-------- Exercise input
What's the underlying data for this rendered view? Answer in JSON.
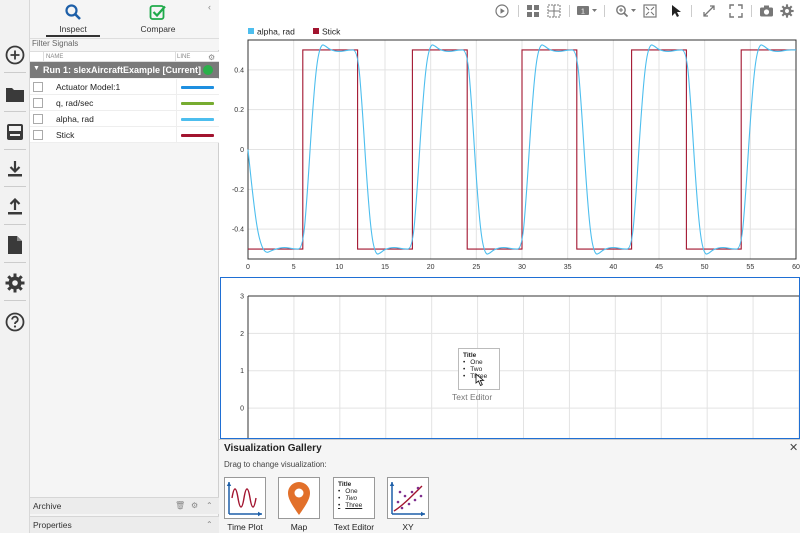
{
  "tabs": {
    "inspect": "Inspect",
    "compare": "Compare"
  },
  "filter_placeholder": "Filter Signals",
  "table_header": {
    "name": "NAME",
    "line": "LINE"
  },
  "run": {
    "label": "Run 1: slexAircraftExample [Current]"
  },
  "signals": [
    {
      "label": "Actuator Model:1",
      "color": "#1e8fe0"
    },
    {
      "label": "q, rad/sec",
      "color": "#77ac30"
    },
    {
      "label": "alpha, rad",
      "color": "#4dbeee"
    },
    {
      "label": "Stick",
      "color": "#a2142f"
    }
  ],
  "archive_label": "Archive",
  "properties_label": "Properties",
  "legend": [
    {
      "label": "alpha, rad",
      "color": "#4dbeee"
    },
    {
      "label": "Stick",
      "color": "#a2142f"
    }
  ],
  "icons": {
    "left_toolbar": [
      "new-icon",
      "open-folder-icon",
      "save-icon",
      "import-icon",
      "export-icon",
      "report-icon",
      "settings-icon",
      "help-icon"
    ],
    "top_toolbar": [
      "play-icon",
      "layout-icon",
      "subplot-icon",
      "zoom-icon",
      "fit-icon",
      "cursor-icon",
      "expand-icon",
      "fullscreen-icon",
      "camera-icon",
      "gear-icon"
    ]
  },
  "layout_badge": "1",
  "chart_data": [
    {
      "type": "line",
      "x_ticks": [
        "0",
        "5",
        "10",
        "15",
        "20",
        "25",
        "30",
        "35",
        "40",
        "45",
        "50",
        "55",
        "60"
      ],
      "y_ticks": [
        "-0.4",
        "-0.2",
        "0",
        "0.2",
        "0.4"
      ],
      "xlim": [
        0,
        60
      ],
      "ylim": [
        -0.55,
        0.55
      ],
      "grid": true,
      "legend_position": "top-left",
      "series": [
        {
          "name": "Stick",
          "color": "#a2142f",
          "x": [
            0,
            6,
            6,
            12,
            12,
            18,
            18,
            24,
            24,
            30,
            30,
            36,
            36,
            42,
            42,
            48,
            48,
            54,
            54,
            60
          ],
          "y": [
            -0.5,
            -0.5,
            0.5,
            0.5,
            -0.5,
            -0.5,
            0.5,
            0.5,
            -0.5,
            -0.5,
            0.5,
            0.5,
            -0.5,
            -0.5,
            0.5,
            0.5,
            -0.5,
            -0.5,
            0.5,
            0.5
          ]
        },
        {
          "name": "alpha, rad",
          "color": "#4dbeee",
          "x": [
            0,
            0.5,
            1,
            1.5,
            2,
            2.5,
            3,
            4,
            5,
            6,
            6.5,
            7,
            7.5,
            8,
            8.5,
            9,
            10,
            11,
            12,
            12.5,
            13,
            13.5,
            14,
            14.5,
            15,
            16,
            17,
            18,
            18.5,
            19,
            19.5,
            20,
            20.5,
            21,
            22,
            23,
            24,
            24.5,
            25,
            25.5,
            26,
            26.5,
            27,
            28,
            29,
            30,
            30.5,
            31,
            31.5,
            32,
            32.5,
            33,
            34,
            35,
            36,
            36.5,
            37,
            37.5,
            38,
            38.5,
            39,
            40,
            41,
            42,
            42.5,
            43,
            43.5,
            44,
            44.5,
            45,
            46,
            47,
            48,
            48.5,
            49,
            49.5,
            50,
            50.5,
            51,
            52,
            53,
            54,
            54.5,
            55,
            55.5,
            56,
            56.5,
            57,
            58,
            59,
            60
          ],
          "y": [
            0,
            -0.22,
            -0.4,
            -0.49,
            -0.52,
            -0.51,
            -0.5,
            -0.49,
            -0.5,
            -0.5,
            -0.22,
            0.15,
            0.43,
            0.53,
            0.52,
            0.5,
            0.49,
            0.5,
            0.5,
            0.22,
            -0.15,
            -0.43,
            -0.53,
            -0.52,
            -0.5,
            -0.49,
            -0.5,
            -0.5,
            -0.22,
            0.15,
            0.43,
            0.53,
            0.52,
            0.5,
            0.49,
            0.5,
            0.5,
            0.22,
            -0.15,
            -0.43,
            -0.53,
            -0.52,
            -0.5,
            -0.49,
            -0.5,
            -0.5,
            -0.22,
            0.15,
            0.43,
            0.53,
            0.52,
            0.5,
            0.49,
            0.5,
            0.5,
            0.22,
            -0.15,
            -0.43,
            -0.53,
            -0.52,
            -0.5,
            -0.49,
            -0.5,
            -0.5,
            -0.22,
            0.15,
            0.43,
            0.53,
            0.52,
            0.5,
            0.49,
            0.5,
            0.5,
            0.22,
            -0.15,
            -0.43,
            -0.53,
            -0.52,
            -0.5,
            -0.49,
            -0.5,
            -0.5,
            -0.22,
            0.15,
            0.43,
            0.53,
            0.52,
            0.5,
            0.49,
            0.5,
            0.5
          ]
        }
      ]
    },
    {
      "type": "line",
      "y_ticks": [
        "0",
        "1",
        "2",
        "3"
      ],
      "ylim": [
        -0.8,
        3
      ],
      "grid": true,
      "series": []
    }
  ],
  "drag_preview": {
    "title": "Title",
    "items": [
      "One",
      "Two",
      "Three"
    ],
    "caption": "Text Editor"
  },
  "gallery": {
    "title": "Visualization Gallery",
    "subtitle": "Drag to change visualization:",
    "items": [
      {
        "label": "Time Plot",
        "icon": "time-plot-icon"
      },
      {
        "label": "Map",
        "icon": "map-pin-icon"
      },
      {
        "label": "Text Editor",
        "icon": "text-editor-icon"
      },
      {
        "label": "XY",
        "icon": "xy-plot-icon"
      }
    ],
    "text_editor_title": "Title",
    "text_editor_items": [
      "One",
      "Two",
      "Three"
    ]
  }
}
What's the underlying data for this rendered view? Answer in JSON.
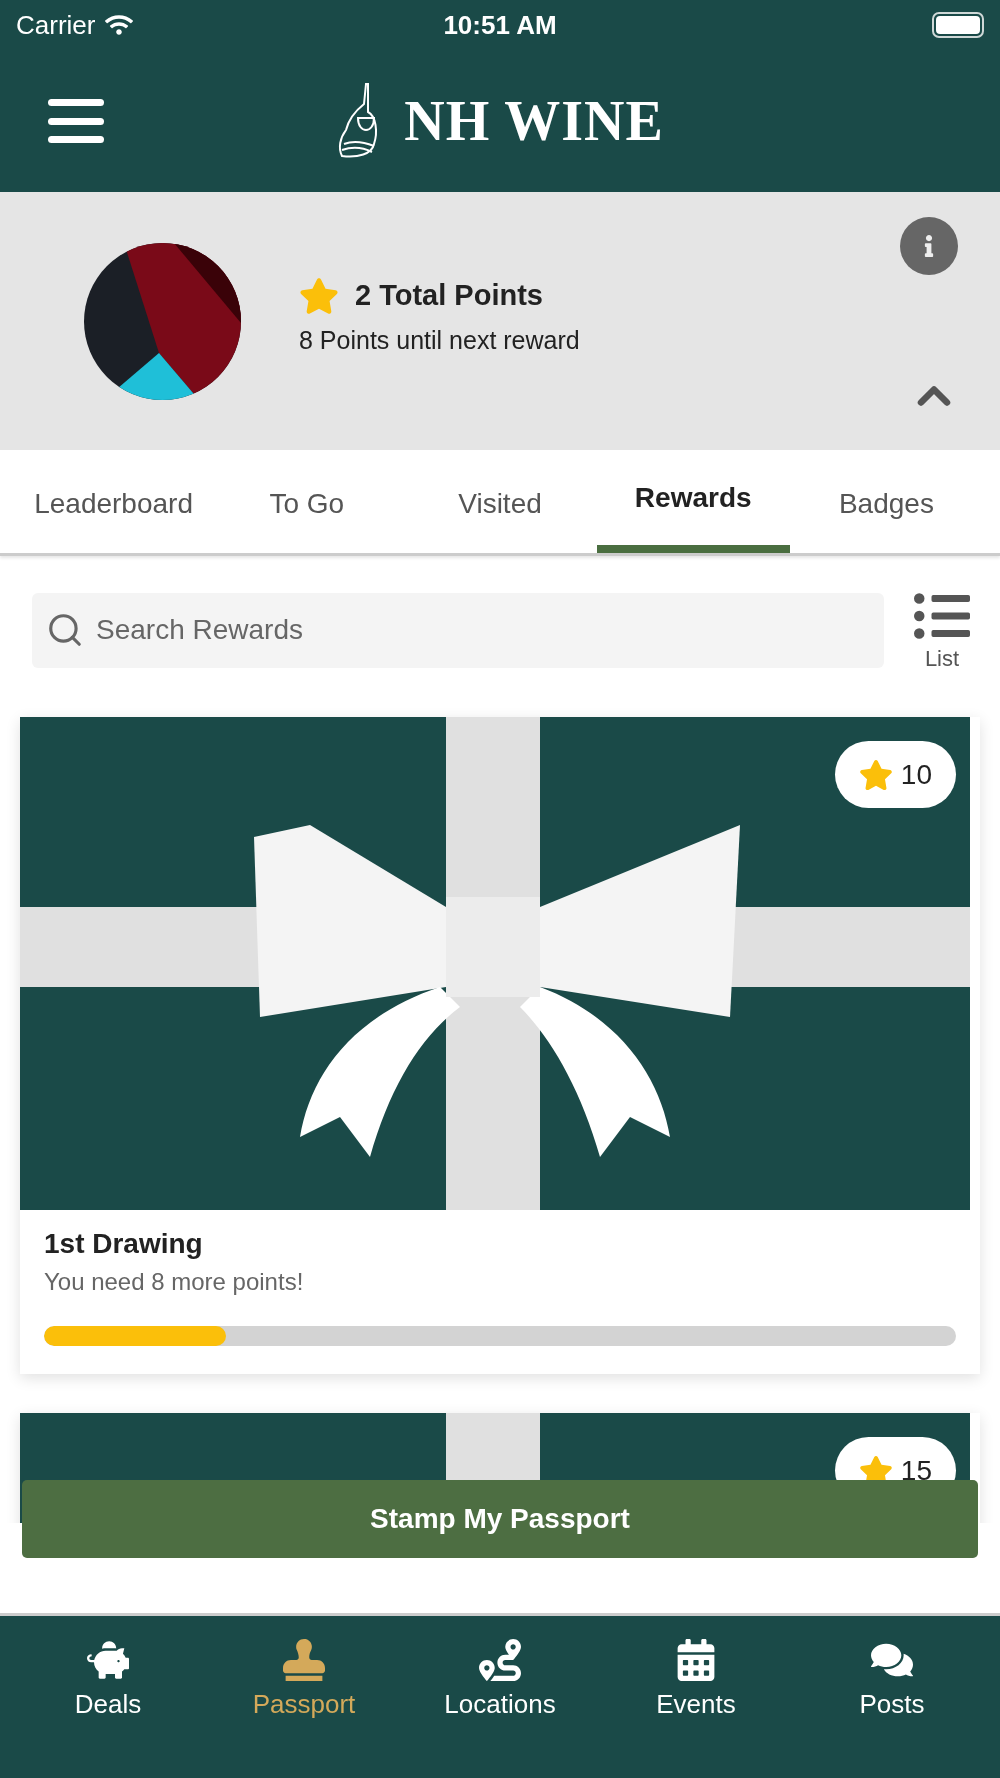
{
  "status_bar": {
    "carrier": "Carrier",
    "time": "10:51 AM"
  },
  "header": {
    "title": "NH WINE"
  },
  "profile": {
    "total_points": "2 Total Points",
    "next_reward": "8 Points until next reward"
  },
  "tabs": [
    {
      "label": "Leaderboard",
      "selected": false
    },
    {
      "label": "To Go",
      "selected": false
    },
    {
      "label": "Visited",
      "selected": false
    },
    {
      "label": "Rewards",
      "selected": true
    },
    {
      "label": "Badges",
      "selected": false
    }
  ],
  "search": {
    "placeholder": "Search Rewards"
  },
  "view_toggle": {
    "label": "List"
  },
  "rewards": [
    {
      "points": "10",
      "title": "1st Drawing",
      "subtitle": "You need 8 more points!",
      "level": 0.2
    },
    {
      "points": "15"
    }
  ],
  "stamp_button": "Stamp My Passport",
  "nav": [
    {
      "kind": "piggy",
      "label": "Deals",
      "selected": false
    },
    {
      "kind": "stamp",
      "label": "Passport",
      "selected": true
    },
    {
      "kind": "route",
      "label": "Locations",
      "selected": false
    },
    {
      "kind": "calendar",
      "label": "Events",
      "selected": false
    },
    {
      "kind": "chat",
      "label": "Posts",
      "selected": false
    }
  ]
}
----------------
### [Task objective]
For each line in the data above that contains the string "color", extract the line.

### [Answer space]
      "color": "#1e8fe0"
      "color": "#77ac30"
      "color": "#4dbeee"
      "color": "#a2142f"
      "color": "#4dbeee"
      "color": "#a2142f"
          "color": "#a2142f",
          "color": "#4dbeee",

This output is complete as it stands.